The History of Homelessness

What is the definition of a person experiencing homelessness?

The U.S. Department of Housing and Urban Development (HUD) defines an individual who is homeless as lacking a fixed, regular, and adequate nighttime residence and includes those who are living in a shelter or a place not fit for human habitation (for example, a bench, a car, the sidewalk, or under a bridge), as well as people fleeing domestic violence and/or human trafficking when no subsequent residence has been identified.
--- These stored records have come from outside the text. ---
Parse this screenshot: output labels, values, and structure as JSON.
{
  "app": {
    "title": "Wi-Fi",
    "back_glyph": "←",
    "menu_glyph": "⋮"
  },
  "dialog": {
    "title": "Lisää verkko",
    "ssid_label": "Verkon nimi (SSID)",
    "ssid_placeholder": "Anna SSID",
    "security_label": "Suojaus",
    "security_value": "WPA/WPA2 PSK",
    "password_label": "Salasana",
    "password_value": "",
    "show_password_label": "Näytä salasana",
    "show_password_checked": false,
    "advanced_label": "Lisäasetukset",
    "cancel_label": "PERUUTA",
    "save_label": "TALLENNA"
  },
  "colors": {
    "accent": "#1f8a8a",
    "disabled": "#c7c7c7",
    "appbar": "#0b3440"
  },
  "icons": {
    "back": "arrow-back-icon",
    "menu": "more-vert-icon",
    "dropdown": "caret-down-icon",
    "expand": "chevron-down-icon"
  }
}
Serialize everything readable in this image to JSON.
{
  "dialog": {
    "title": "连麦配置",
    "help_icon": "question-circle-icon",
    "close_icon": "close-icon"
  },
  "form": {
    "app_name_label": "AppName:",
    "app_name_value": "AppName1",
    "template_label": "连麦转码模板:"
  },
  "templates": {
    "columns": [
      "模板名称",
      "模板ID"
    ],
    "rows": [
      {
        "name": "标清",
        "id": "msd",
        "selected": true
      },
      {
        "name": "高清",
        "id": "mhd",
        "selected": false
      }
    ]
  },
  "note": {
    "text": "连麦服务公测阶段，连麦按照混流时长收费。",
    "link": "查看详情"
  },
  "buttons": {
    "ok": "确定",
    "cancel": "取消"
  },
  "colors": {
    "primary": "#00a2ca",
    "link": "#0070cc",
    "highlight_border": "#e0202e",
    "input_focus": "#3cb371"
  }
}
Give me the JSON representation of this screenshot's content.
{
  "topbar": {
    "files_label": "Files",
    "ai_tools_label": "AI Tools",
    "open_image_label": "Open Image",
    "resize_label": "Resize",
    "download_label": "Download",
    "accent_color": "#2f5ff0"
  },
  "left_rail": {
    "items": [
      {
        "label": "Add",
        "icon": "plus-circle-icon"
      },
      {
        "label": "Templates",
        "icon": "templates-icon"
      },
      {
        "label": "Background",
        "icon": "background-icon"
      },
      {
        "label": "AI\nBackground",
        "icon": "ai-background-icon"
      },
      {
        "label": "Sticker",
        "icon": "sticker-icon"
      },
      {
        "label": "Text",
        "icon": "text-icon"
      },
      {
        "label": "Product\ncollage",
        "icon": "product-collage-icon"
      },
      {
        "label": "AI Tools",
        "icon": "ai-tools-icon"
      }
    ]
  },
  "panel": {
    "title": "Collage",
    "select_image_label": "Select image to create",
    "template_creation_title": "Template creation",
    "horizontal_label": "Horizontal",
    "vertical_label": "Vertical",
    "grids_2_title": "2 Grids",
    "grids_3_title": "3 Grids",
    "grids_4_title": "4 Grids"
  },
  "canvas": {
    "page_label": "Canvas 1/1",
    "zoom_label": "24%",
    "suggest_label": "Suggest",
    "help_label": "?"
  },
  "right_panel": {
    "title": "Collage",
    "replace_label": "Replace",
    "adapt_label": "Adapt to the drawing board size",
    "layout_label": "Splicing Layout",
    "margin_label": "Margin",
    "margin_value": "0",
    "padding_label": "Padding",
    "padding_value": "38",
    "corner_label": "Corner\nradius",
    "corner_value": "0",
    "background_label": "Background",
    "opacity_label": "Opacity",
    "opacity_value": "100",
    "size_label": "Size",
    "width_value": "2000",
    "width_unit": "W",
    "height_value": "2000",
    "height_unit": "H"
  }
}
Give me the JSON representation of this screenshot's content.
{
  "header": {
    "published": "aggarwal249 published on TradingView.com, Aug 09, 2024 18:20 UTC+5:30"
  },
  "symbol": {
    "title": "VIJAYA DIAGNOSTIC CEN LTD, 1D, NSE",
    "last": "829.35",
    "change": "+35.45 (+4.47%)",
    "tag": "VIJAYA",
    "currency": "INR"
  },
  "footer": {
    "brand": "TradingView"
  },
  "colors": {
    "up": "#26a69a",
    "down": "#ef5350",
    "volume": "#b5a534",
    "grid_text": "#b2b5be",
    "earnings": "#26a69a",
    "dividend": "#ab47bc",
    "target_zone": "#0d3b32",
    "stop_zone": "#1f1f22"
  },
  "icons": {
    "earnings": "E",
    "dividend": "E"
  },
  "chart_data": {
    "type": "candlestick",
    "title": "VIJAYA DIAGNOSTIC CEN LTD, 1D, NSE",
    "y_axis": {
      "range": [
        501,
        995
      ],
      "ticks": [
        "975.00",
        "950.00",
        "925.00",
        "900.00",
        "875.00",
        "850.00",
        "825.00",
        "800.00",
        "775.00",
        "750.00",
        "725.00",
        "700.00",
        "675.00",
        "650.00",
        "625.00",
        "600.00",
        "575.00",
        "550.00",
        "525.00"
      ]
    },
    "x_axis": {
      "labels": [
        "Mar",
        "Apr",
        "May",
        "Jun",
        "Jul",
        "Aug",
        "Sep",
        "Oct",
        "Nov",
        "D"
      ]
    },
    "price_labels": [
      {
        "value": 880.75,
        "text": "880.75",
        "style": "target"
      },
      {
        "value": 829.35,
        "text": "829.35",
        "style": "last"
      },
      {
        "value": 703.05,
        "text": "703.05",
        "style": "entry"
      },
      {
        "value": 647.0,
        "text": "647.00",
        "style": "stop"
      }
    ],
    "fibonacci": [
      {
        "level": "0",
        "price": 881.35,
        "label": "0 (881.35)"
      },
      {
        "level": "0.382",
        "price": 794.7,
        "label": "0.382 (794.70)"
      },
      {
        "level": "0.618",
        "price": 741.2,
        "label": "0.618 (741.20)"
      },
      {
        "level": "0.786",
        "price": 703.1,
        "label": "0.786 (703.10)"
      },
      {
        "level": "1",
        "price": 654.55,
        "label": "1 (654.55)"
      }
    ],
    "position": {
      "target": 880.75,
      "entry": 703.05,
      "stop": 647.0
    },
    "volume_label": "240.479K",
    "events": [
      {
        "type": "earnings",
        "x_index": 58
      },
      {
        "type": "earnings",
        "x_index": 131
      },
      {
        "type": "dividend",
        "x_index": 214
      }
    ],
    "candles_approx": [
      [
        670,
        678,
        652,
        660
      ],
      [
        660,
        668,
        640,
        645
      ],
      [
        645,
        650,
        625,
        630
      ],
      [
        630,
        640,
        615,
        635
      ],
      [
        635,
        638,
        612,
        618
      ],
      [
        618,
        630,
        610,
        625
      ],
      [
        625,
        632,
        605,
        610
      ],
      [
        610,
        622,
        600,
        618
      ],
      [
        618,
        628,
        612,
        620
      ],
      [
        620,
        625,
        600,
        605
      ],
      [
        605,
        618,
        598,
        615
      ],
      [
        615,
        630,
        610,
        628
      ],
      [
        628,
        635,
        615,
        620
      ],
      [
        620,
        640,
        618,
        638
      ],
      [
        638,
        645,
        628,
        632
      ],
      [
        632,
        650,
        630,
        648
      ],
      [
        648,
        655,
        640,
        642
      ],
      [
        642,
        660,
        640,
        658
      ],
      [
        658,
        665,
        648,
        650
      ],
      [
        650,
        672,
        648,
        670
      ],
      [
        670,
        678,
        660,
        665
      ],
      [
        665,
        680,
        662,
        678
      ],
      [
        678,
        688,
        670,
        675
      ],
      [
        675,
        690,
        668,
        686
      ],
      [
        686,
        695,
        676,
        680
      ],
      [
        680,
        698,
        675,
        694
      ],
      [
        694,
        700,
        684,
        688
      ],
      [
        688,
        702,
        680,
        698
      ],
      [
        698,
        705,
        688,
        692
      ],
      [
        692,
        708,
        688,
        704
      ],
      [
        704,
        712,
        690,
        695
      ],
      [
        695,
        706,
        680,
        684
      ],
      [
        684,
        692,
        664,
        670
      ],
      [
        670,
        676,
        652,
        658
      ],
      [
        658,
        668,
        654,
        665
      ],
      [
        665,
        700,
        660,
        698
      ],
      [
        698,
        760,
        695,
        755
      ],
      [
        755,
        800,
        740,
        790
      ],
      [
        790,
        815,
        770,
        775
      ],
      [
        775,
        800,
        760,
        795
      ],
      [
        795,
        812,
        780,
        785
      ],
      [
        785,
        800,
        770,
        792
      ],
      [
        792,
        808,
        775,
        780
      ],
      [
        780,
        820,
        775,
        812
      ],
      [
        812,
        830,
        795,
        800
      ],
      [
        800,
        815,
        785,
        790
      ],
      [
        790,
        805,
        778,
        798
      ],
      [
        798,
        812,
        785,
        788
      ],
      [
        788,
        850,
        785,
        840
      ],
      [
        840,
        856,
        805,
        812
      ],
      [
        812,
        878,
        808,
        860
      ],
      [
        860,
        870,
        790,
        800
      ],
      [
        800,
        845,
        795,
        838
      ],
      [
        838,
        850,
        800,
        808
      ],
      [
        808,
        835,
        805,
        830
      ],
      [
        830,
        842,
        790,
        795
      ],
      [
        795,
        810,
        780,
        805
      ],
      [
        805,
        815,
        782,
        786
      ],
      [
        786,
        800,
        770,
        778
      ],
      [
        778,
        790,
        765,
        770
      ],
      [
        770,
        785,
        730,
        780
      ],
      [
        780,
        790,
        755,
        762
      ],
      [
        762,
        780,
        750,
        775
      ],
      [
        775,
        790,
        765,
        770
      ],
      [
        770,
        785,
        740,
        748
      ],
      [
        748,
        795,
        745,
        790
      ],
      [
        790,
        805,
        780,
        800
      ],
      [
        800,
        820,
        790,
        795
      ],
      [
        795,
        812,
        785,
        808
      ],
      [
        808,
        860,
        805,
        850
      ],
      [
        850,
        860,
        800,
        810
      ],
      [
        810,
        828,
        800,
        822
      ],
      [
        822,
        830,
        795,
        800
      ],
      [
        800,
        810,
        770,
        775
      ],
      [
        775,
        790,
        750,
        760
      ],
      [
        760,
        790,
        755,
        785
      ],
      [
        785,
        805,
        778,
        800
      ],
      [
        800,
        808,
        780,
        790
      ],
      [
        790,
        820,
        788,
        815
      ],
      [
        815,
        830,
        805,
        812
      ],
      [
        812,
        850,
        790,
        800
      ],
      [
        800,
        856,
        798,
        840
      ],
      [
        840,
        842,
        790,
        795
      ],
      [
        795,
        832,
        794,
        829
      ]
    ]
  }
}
This formal and official guideline for an individual experiencing homelessness does not include the following situations:

  • Those staying with family or friends
  • Those living in a motel
  • Those living in crowded or substandard conditions



How do people become homeless, and how is the city combating these issues?

  • Lack of Affordable Housing: Fair Market Rent of a 2-bedroom apartment is $1,163. To afford that cost, an individual needs full-time work at $20.18/hour.
  • Shortage of Affordable Housing: The apartment vacancy rate in Richmond City dropped from 5.7% in 2020 to 2.1% in 2021.
    • To address affordable housing, the city:
      • Met its goal of providing 1,500 new units of affordable housing in the city three years early
      • Established a dedicated source of funding for the Affordable Housing Trust Fund
      • Tripled the allocation to the Affordable Housing Trust Fund since 2016
      • Will utilize the dedicated funding stream for the Affordable Housing Trust Fund to help meet a 10,000 unit need over ten years – or 1,000 new units of affordable housing per year – partnering with the non-profit and private sectors
      • Prioritized affordable housing in the Equity Agenda
  • Inadequate Income: Between 2014-18, the median household income in Richmond City was $45,117. Approximately 50% of households did not earn more than 3x the Fair Market Rent for a 2-bedroom apartment ($41,868).
    • To address inadequate income, the city: 
      • Created new jobs and opportunities for Richmonders by attracting Babylon Micro-Farms, Vytal Studios, CoStar, and other companies to the city
      • Has gone through the process to get the proposed Resort Casino on the November 2021 referendum; if approved, the Resort Casino would add 1,300 new jobs to Richmond's economy
      • Founded the Richmond Resilience Initiative, the city's guaranteed income program that advocates for a living wage and a guaranteed quality of life for all Americans
      • Plans to redevelop core areas of the City, prioritizing community benefits, such as green space, affordable housing, and job opportunities for Richmonders
      • Prioritized economic justice and inequity in the Equity Agenda
  • Foreclosure and Eviction: The Greater Richmond Region has one of the highest eviction rates in the country, with the City of Richmond's eviction rate being 11.4%, ranking second among large cities in the country.
  • Poverty: People experiencing homelessness in the Richmond Region tend to have incomes between 0-30% of the adjusted median income, making accessing stable housing even more difficult.
  • Racial Inequity and Discrimination: Black individuals have been and are currently disproportionately represented in regional counts of individuals experiencing homelessness.
    • To address racial inequity and discrimination, the city:
      • Championed workforce development programs through the Department of Parks, Recreation and Community Facilities and Office of Community Wealth Building
      • Created the Community Ambassador program to act as trustworthy resident advocates for those who could benefit from city support or have feedback to offer
      • Established an Office of Equitable Development to facilitate the creation of the more sustainable, beautiful, and equitable city envisioned by Richmonders in the master plan
      • Will create an Equitable Economic Development Scorecard
      • Prioritized solutions for racial inequity and discrimination in the Equity Agenda